October 12th, 2009 at 9:48 pm
Adapting to the New Normal—and the New Uncertainty | The Wealth Clarity Blog Says:
[...] Subscribe « Welcome to the New Normal [...]
October 28th, 2009 at 2:53 pm
Creating the Future You Desire…Now | The Wealth Clarity Blog Says:
[...] if this is the new normal for the real estate [...]
November 12th, 2009 at 10:19 pm
The Economic Recovery Dashboard | The Wealth Clarity Blog Says:
[...] issues that need to be monitored as the economic story unfolds. I have previously written about how and why we may see a very different U.S. economy in the future, and how to deal with the uncertainty created by the “new normal,” if you [...]
November 16th, 2009 at 10:58 am
Investing in Recovery: Is Now the Time? « The Wealth Clarity Blog Says:

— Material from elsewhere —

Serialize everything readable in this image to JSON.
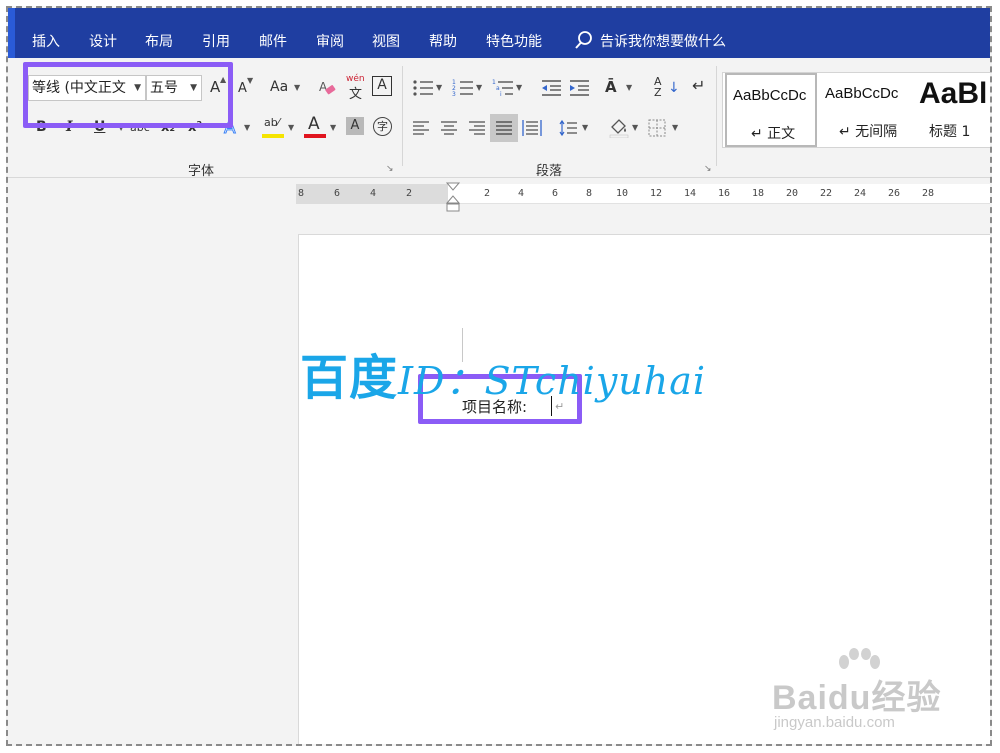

[...] A recent entry by Martha C. White at The Big Money, titled, “The Dow is Too High” echoes my recent thoughts on the financial markets and economy. [...]